Acting Village Manager Maria Bassett participates in the Jan. 27 meeting. JIM McCARTHY/Keys Weekly

“It’s very important that we have somebody that’s got the qualification, abilities and attitude that Maria has,” said Mayor Pete Bacheler. “We’re not going to find that some place else. It’s right here at our front door.”

Bassett will receive a pay increase of 15% with her now taking dual roles. She’ll now receive $151,600. She also requested to earn pension at a senior management level during this period of time. 


Following lengthy discussion, the village council agreed to put out a job posting for the village manager job with a salary range between $150,000 and $200,000. The village will reuse the hiring firm Colin Baenziger & Associates to assist in the process.

Before the decision, Village Attorney Roget Bryan told council members the village could re-engage the services of the hiring consultant to assist the village manager search at no cost. Bryan told council members they could conduct a full search that would take 90 days. Once the pick is made, it would take 45 days before that person starts. 

The dais also had the option to examine candidates the hiring firm already vetted for the Islamorada manager position or another city manager position. The selection process would take 30 days and a start date 30 days thereafter. 

Islamorada Councilman Henry Rosenthal speaks on the village manager search process. JIM McCARTHY/Keys Weekly

Rosenthal said he was opposed to re-engaging Colin Baenziger & Associates. He said he’s in favor of bringing back a selection committee that picked then-manager Seth Lawless or exploring people in the county with government background.

“Part of the problem here is just the culture of the Keys in general. Unless you’re here for a while, and I’m saying not a couple years, you really don’t know what’s going on,” Rosenthal said. 

Within a recruitment brochure by Colin Baenziger & Associates, it states that change in the village council every two years “seems to contribute to a high turnover rate in the village manager position. The current village council is committed to changing that pattern and hiring a manager who will serve five to 10 years.”

Webb said community involvement is key with the village manager search underway again.

“There are thousands of people in this community of integrity and character. I have to believe that they want almost the same things that all of us want and that everybody in this gallery wants. They have to get involved. They can’t sit in their office dealing with their next client while we’re up here beating our brains out and staff is getting crucified for what we asked them to do.”

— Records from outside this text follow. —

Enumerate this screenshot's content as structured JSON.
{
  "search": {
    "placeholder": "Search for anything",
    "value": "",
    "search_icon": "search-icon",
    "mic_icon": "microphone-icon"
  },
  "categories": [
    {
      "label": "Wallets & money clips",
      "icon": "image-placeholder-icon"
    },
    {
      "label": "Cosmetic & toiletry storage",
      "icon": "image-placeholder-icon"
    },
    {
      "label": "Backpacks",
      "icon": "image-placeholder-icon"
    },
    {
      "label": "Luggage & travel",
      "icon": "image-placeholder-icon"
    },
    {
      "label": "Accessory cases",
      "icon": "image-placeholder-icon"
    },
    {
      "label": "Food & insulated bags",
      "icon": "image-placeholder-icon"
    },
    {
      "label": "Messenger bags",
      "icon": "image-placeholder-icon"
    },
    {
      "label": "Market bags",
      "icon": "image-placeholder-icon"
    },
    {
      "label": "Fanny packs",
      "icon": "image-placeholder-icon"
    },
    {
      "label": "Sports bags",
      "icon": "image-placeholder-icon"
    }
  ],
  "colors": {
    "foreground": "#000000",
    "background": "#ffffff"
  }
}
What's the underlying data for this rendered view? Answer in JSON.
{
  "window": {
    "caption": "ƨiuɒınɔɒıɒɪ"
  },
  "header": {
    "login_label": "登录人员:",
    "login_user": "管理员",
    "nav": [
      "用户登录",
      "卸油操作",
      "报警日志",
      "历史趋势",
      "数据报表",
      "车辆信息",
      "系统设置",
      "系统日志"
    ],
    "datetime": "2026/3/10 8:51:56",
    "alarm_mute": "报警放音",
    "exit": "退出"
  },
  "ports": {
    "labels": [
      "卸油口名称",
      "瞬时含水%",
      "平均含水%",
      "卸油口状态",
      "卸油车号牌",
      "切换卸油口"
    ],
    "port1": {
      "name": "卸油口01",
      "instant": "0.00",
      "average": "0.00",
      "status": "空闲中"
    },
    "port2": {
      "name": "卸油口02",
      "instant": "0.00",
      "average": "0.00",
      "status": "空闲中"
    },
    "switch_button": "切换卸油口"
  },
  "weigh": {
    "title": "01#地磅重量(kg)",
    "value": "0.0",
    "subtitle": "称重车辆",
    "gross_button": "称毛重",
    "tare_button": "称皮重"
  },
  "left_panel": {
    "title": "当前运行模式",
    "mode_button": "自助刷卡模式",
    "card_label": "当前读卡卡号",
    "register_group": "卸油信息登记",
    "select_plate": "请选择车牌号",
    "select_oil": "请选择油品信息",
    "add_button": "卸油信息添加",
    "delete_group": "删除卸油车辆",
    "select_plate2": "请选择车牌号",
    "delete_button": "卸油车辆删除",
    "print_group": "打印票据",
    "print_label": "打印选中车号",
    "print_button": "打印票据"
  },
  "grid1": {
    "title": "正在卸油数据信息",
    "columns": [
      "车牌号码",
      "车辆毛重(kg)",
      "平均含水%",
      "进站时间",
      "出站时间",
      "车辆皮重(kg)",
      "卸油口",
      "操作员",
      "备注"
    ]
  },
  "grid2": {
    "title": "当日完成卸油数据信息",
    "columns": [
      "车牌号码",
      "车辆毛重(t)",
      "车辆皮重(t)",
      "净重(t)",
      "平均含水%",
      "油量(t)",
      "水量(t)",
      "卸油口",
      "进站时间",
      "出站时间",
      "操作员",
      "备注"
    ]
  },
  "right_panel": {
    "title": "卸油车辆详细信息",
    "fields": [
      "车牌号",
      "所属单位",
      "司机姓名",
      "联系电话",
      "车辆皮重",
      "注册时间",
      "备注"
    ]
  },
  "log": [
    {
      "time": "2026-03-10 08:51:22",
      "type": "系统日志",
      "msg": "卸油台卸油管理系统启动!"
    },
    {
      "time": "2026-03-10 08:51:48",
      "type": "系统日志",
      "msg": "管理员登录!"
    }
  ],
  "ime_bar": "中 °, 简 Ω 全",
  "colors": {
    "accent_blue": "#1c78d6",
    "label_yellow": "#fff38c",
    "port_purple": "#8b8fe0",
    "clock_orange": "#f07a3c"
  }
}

Interested applicants have until  Feb. 18 to apply for the village manager position. Further discussion on the search process will be seen at the Feb. 17 meeting of the council. Colin Baenziger said they hope to have a preliminary list of candidates for council consideration no later than March 31.

Jim McCarthy is a Western New Yorkers who escaped the snow and frigid temperatures for warm living by the water. A former crime & court reporter and city editor for two Western New York newspapers, Jim has been honing his craft since he graduated from St. Bonaventure University in 2014. In his 3-plus years in the Keys, Jim has enjoyed connecting with the community. “One of my college professors would always preach to be curious,” he said. “Behind every person is a story that’s unique to them, and one worth telling. As writers, we are the ones who paint the pictures in the readers minds of the emotions, the struggles and the triumphs.” Jim is past president of the Key Largo Sunset Rotary Club, which is composed of energetic members who serve the community’s youth and older populations. Jim is a sports fanatic who loves to watch football, mixed martial arts and golf. He loves to hit the links and play some softball with his Make A Play team. He also enjoys time with family and his new baby boy, Lucas, who arrived Oct. 4, 2022.